Editorial | Don’t be huffy over JamCOVID revelations
That a “comprehensive review “ of the security of all government websites is under way to ensure compliance with “international standards and best practices” is a welcome development. However, the implication that this action may have been occasioned by the JamCOVID fiasco, rather than being a routine exercise, is surprising.
Should this be the case, the Government must not just strengthen the security of its sites. The systems must now be regularly policed to ensure their integrity, which sometimes means being receptive to observers who point out obvious gaps and vulnerabilities, even when they are not officially authorised to do so. In the event, we hope that embarrassment and hubris are not driving the Jamaican authorities to go after the good guys for revealing the frailties and cock-ups at the JamCOVID portal.

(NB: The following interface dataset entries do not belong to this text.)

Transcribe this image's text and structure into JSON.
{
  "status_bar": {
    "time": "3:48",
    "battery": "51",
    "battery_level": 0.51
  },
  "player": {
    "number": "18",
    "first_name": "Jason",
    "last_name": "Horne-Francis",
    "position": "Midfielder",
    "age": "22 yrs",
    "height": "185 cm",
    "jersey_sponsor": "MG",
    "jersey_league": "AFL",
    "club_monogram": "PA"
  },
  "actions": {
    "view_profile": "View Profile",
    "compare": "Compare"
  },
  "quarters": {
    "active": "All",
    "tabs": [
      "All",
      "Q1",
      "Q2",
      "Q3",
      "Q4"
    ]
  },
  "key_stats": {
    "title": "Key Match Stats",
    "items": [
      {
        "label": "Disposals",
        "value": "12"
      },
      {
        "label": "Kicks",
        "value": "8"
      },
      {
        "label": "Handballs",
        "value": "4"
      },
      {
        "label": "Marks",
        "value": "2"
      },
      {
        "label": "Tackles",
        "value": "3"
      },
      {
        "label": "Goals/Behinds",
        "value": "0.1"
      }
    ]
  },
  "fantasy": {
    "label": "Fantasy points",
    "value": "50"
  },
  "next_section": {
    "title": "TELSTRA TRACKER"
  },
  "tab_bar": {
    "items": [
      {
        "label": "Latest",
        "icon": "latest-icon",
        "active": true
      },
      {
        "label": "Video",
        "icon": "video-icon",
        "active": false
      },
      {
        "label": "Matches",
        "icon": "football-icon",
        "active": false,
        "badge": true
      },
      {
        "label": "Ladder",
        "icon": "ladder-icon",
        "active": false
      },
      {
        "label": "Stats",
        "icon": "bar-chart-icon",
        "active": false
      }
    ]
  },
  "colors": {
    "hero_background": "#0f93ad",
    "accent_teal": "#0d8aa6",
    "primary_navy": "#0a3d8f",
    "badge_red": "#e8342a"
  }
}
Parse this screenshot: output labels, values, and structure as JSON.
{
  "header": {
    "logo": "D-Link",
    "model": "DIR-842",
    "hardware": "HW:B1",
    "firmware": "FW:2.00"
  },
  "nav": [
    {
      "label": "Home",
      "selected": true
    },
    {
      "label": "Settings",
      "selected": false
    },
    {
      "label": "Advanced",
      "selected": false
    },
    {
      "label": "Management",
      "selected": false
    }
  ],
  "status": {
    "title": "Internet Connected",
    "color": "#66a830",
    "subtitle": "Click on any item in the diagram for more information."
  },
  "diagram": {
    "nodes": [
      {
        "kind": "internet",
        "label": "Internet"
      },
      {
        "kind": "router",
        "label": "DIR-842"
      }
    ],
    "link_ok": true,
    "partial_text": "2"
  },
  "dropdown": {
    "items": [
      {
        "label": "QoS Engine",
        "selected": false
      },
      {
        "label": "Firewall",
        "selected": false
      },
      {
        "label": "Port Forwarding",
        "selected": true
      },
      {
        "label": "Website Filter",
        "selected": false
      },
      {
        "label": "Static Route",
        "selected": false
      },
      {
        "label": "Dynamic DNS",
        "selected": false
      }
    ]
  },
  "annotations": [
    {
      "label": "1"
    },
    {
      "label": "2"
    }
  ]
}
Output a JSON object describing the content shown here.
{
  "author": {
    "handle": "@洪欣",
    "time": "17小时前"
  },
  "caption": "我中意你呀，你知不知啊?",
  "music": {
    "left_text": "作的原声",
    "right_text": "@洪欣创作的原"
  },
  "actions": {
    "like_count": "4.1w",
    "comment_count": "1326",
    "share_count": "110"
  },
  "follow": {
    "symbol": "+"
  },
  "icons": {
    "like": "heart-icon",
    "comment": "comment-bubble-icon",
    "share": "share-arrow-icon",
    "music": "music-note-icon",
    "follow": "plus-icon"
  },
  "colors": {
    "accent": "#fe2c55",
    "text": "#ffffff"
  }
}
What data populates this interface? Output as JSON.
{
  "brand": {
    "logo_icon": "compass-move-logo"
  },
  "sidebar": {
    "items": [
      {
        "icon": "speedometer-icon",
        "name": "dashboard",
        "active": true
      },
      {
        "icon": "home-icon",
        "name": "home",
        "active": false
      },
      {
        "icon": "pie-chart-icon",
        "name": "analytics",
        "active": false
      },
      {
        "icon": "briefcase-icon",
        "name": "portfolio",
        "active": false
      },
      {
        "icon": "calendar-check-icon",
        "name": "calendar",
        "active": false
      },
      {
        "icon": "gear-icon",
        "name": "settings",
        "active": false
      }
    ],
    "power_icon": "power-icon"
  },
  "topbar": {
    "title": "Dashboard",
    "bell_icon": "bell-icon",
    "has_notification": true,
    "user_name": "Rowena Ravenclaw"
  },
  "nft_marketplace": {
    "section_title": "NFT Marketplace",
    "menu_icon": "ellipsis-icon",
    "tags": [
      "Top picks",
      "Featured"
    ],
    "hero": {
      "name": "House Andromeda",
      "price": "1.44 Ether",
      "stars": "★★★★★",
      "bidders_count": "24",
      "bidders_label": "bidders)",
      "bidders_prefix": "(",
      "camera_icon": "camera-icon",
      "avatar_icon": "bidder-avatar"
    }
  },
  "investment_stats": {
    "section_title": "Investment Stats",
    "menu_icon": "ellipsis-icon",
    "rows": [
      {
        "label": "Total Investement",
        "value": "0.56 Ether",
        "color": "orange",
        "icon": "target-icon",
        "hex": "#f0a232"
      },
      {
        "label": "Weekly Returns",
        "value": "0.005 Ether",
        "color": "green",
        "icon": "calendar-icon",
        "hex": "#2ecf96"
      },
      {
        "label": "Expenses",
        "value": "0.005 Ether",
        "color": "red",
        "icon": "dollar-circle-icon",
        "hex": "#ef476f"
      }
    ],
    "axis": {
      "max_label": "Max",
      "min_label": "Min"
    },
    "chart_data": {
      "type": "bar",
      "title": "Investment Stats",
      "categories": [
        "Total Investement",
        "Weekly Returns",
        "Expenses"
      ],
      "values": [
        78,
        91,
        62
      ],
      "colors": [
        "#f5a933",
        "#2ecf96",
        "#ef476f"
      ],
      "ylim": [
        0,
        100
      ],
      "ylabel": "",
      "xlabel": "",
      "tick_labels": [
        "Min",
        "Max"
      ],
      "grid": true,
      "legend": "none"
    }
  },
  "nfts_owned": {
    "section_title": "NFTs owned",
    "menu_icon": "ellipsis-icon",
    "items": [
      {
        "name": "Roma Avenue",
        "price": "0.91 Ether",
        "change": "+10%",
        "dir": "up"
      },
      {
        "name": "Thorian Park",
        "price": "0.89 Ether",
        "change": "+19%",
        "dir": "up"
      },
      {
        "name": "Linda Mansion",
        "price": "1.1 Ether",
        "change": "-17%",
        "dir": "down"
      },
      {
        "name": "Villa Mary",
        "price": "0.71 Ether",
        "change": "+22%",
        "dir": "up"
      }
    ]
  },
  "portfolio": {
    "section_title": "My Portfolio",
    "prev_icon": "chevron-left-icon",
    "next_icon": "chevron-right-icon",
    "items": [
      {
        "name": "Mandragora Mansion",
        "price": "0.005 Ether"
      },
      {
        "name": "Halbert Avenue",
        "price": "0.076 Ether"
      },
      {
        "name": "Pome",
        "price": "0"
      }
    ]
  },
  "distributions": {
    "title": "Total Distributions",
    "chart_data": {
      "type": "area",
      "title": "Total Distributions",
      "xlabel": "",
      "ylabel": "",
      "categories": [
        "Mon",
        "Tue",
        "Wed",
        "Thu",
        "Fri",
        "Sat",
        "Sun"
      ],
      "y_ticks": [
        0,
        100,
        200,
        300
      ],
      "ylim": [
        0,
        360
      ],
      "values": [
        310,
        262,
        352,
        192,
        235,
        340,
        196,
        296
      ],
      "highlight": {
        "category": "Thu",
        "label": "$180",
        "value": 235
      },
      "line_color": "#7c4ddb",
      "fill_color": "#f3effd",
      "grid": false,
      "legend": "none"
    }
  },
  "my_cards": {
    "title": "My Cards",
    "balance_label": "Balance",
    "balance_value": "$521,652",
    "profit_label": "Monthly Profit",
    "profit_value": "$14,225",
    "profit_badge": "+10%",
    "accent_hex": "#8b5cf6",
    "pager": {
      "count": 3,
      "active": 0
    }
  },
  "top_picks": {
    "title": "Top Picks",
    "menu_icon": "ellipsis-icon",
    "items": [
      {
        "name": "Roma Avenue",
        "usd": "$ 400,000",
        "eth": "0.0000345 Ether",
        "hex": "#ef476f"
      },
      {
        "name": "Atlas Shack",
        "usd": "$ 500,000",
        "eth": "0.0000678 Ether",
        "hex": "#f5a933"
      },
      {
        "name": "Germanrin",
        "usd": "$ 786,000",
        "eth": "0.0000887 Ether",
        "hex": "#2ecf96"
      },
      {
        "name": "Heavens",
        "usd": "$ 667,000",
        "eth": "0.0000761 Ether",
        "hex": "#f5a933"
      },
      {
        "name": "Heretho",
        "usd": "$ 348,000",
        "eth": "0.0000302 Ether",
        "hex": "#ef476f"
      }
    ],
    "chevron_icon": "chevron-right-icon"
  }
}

For, neither that nor declarations about the supposed robustness of its security, or its related app, will of themselves restore confidence in the site.
What is required is a full and frank assessment and disclosure of what went wrong, who is responsible, if and how they have been held accountable. We must also be told the precise nature of the fix. This does not require lengthy study and analysis, which gives the impression that the Government is playing for time to get around having to hold people responsible.
Additionally, the re- establishment of trust in the JamCOVID site, and anywhere else the State stores people’s private data, will demand that the Government follows its own legislation, regulations and guidelines for the management of this information, including its deletion, when required by law. Failure in this regard is not only for the possibility of personal information being stolen by people with malicious intent. It has the prospect, too, of weakening trust in government and raising questions about the real intention of an intrusive State.
These issues have come in sharp focus over the last fortnight by revelations made by TechCruch, an online publication that reports on technology/business issues, about the security failures of the JamCOVID portal, through which Jamaica manages the movement of travellers to the island in the face of COVID-19 restrictions that was left unprotected. First, it was disclosed that the storage server on which data was held had no password. That meant tens of thousands of documents of people’s private data – including negative COVID-19 test results, quarantine orders and signatures – were potentially available for the taking.
There was the sense that the Government was huffy about the revelation and disputative of the potential effect of the vulnerability, even as it announced that the problem had been repaired. But days later, TechCrunch again reported that a file with passwords and other credentials that could take anyone who utilised it to the backend of the application, was openly exposed on the site. Again, Jamaica seemed to suggest that the availability of this file was overblown.
Then on Thursday, the same day Prime Minister Andrew Holness chaired a meeting of the National Security Council focusing on cybersecurity, TechCrunch made a further disclosure of another weakness in the JamCOVID site security that exposed information related to more than half-million quarantine orders. Much of that information, the regulations suggest, should have already been deleted.
The first inclination is to treat the whole affair as a screwball comedy. Except that the matter is so serious. Even before a technical report of the consequences, or lack thereof, of the exposures, a simple explanation of how this could happen again after the first revelation is necessary. This, after all, is about competence and execution of due diligence. Leaving home with your door wide open and getting away with only a scare, might, the first time, be treated as an oversight. Doing so a second and a third time is reckless – and worse.
The fact that there are “inherent risks” in the digital environment from people with malign intent, as the Government has pointed out, should not be conflated with what appears to have happened on the JamCOVID site. Neither should anger be spewed at journalists reporting information that the public has a legitimate right to know. Or for that matter, anyone with the skills to note and highlight the vulnerabilities of the site. Even as we fulfil the obligations under the law, the process should not begin, because of our embarrassment, with huffy tones with such persons.
Jamaica is perhaps lucky that, as the Government reported, there was no “data exfiltration” from the JamCOVID portal. Maybe we should thank TechCruch for the opportunity to fix the vulnerabilities before that happened.